The proposed bill could significantly change the federally mandated benefits available to employees and their same-sex spouses.
On September 15, 2009, a bill was introduced in the U.S. House of Representatives that would repeal the federal Defense of Marriage Act (DOMA).
The federal DOMA was enacted in 1996 and provides that for all purposes of federal law, such as ERISA and the federal tax code, the word “marriage” means “only a legal union between one man and one woman as husband and wife” and the word “spouse” refers “only to a person of the opposite sex who is a husband or wife.” In addition, the DOMA provides that no state will be required to recognize a same-sex relationship that is considered a legal marriage in another state.
The proposed bill (H.R. 3567), titled the “Respect for Marriage Act,” requires that all marriages that are valid under state laws are also valid and recognized under federal law. States that have not legalized same-sex marriage would not be required to recognize same-sex marriages performed elsewhere, but same-sex marriage performed in a state where same-sex marriage has been legalized would be recognized for all purposes of federal law.
Same-sex marriage is now legal in Massachusetts, Connecticut, Iowa and Vermont. California recognizes same-sex marriages performed in the state between June 17 and November 4, 2008. Same-sex marriage becomes legal in New Hampshire on January 1, 2010. New York and the District of Columbia recognize same-sex marriages lawfully performed elsewhere.
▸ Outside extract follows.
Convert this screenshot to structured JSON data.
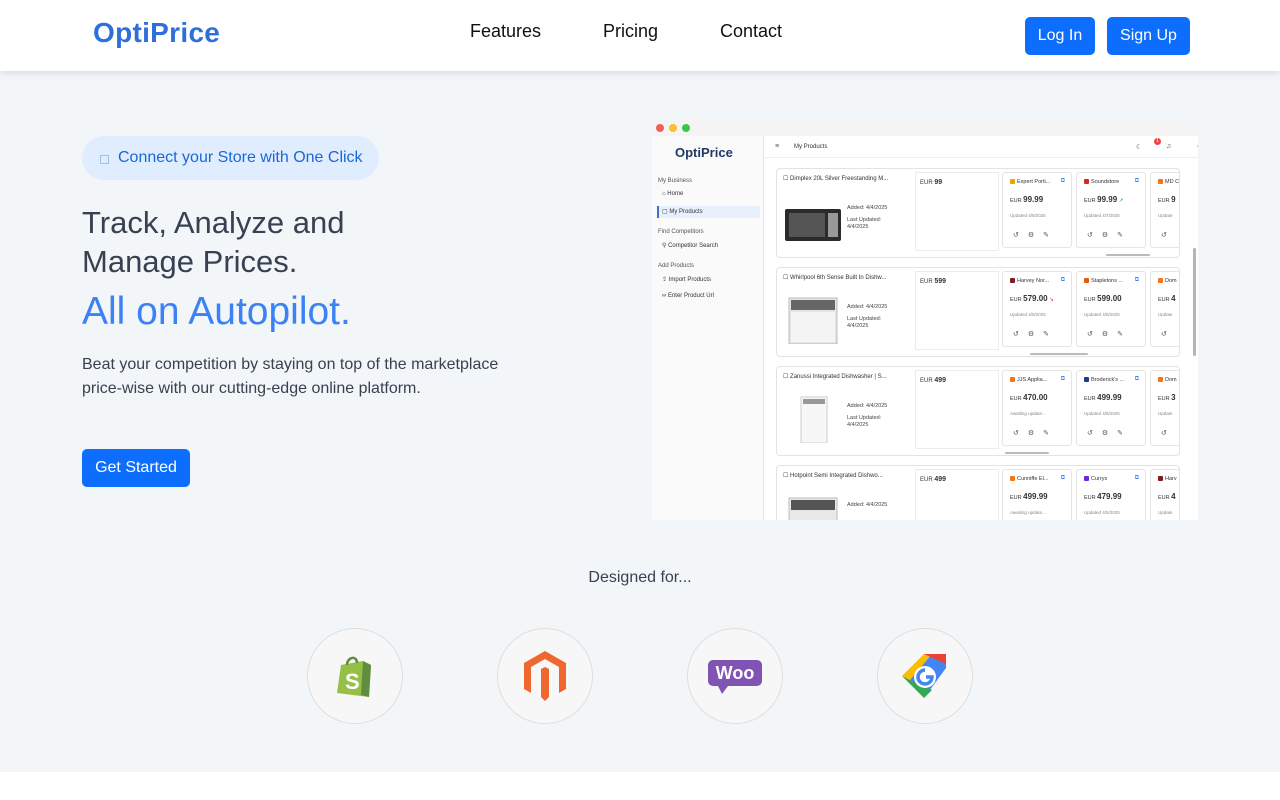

Employers should take note, because, if enacted, the bill would significantly change the federally mandated benefits available to employees and their same-sex spouses. For example, employers with pension or 401(k) plans would be required to recognize same-sex spouses for purposes of determining the surviving spouse annuities or other death benefits under these retirement plans. The federal income tax treatment of health coverage for an employee’s same-sex spouse would change such that employees would no longer have to be taxed on the income imputed for the employer’s contribution to the same-sex spouse’s coverage. Employers also would be required to permit employees to take family and medical leave to care for the illness of a same-sex spouse.
Although it is too early to predict whether this bill will become law, the legislation, along with several challenges in the courts, signifies a trend toward growing opposition to the federal DOMA.